TASK ITEM> Your answer should be the lines of the data below that contain "Singles".

GIVEN DATA Start Marker

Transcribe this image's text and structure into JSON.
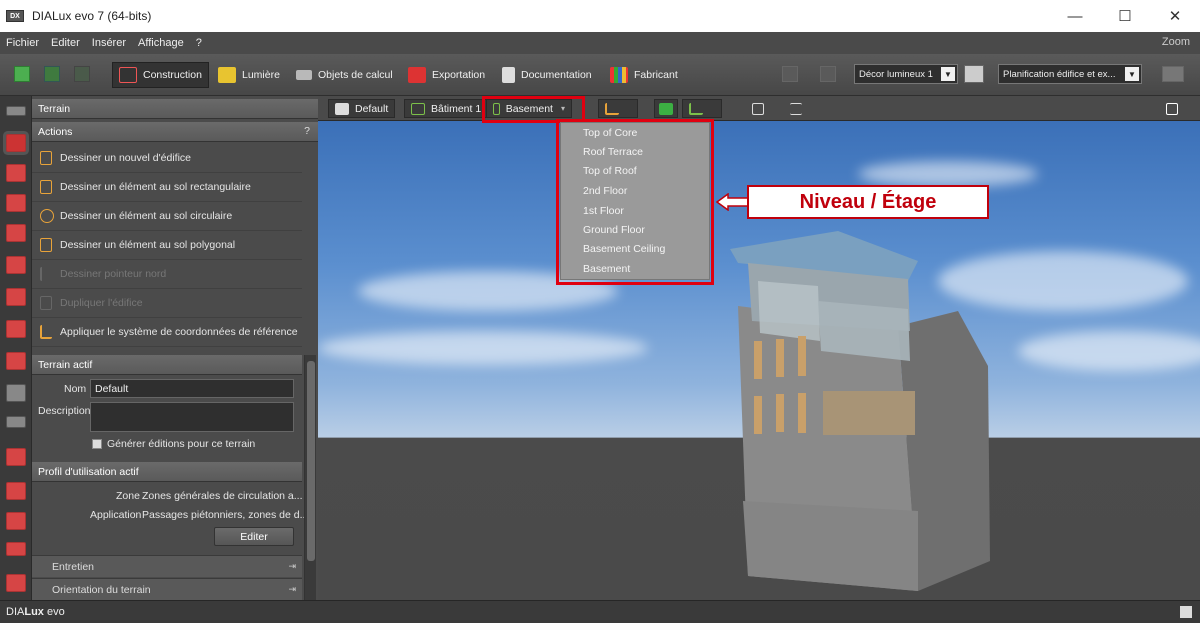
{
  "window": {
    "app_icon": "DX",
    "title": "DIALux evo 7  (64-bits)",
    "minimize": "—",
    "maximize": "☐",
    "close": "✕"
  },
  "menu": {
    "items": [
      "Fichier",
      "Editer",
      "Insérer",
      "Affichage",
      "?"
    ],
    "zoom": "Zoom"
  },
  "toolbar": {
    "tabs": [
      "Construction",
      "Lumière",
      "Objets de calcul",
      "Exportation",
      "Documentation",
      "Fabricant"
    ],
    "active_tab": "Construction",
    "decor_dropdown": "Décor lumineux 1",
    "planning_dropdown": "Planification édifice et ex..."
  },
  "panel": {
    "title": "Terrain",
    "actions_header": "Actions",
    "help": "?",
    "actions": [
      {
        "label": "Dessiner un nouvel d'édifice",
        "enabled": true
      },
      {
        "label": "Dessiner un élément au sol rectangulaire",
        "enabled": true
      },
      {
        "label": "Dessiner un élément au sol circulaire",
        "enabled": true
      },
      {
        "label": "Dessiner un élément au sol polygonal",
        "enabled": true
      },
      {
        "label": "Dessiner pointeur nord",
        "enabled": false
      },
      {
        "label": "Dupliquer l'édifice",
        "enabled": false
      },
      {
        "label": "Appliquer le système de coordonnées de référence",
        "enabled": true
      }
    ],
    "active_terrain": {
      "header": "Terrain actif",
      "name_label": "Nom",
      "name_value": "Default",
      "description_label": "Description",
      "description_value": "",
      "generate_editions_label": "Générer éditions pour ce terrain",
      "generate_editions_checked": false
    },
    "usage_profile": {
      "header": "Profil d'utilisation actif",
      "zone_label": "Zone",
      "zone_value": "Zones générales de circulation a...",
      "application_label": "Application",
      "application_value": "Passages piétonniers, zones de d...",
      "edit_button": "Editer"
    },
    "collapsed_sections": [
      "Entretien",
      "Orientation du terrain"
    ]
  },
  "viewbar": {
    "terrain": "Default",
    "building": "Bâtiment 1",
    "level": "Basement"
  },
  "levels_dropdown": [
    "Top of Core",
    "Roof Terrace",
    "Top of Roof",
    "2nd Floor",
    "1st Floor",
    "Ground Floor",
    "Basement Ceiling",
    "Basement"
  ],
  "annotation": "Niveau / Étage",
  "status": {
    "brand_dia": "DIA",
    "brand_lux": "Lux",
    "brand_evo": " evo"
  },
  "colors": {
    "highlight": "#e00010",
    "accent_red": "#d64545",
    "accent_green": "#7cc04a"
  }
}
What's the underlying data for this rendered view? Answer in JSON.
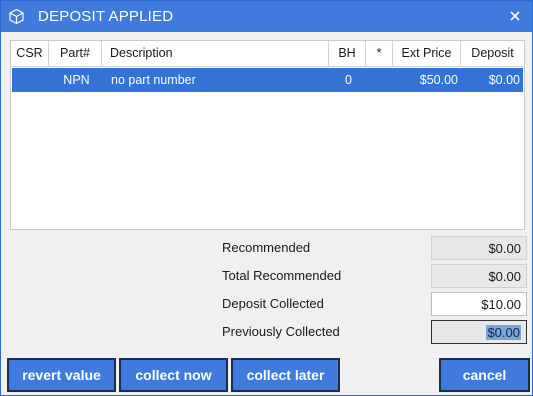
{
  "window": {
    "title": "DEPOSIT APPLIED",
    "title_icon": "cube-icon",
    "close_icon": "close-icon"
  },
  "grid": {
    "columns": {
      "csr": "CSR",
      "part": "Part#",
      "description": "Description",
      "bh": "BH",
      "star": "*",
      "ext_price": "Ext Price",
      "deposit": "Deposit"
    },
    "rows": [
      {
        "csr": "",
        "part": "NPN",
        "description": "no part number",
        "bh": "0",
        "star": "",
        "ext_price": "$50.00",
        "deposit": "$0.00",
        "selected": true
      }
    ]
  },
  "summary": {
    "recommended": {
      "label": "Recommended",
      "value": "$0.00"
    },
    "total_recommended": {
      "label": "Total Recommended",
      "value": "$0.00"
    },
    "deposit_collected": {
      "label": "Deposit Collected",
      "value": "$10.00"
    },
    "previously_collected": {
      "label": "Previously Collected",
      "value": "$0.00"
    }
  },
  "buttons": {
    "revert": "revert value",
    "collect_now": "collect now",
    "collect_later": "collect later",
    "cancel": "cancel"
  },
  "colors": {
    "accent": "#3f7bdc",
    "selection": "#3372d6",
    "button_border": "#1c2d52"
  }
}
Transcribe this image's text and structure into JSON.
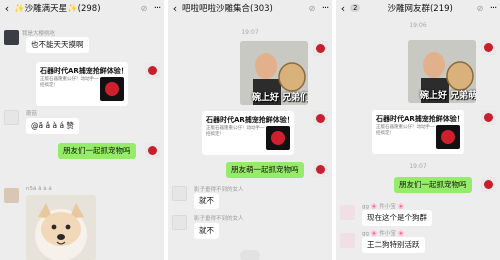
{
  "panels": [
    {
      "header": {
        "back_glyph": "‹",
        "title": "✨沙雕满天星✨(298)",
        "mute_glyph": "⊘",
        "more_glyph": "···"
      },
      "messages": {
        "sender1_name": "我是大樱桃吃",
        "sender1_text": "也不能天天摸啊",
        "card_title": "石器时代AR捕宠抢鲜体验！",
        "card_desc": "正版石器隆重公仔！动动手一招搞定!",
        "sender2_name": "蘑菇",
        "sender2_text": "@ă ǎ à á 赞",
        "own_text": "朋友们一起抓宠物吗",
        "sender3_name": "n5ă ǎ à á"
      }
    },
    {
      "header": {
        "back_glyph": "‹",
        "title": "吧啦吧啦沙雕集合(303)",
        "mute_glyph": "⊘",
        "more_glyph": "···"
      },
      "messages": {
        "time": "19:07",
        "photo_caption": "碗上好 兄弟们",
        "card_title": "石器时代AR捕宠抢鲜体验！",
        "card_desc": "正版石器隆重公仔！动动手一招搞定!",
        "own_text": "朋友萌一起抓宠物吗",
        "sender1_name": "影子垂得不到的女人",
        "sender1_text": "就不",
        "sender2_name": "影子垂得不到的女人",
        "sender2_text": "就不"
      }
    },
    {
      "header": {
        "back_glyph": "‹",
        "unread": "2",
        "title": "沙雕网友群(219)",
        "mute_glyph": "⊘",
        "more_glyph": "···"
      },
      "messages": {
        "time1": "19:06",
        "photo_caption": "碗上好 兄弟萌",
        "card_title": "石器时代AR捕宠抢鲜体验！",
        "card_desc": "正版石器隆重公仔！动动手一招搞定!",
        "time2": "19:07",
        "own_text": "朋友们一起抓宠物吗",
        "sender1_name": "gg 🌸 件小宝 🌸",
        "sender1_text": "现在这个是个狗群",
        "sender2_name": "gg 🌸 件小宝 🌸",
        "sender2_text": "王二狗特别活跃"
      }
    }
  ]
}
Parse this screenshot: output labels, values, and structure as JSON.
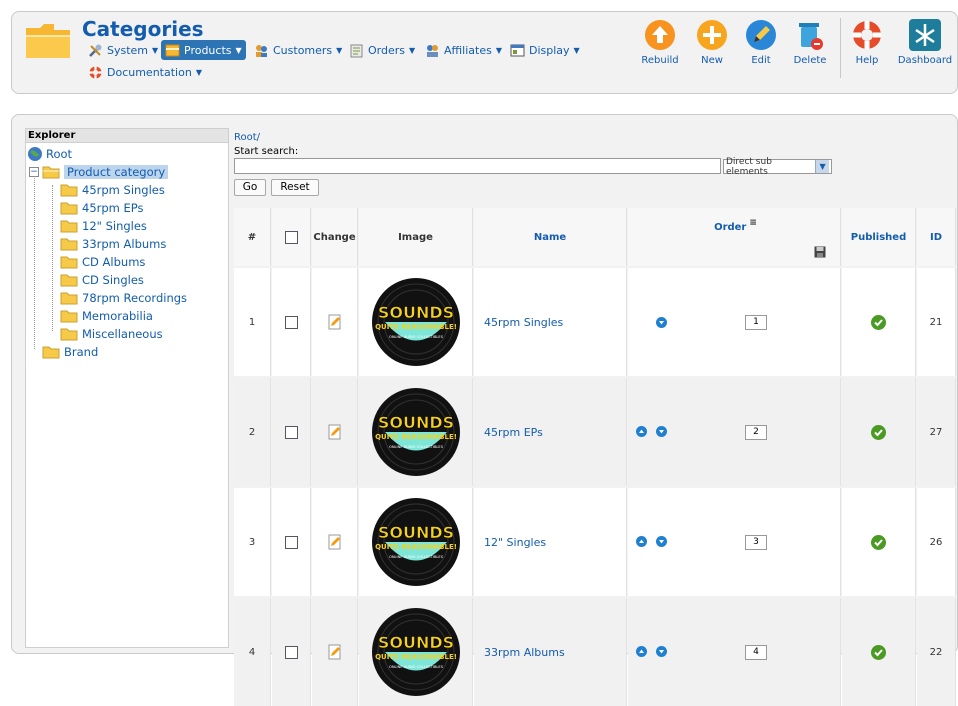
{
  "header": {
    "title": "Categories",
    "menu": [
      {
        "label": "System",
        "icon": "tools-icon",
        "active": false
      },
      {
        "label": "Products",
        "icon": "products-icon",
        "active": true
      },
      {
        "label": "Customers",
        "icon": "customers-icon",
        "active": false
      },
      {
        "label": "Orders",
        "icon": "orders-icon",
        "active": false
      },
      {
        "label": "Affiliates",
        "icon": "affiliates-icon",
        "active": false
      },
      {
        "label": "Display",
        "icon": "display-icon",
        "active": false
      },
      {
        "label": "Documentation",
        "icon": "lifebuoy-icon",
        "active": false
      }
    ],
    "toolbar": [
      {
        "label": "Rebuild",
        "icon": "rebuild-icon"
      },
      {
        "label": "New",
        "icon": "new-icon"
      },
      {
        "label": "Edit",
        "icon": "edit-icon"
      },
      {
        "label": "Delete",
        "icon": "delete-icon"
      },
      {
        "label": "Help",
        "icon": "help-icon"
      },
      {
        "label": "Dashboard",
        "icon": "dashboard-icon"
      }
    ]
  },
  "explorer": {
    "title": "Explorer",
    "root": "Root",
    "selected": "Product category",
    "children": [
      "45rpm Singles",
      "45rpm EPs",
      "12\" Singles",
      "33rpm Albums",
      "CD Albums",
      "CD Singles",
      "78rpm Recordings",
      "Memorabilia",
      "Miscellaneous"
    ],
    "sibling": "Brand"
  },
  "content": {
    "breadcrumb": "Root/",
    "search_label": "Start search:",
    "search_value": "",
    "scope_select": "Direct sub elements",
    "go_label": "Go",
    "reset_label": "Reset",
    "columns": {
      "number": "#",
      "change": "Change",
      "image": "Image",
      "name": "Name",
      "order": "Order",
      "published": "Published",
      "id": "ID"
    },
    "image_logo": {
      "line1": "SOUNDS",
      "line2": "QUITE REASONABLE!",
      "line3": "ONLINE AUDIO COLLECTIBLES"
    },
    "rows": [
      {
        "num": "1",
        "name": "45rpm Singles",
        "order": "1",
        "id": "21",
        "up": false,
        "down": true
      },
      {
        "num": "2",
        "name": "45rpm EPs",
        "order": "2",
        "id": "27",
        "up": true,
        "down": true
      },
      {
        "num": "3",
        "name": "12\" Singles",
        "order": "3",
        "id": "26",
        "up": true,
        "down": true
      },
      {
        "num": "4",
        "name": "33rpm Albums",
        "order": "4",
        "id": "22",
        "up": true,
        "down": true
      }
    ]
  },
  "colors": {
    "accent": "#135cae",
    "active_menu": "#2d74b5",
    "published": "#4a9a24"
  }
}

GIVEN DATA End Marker

SOLUTION>
      "45rpm Singles",
      "12\" Singles",
      "CD Singles",
        "name": "45rpm Singles",
        "name": "12\" Singles",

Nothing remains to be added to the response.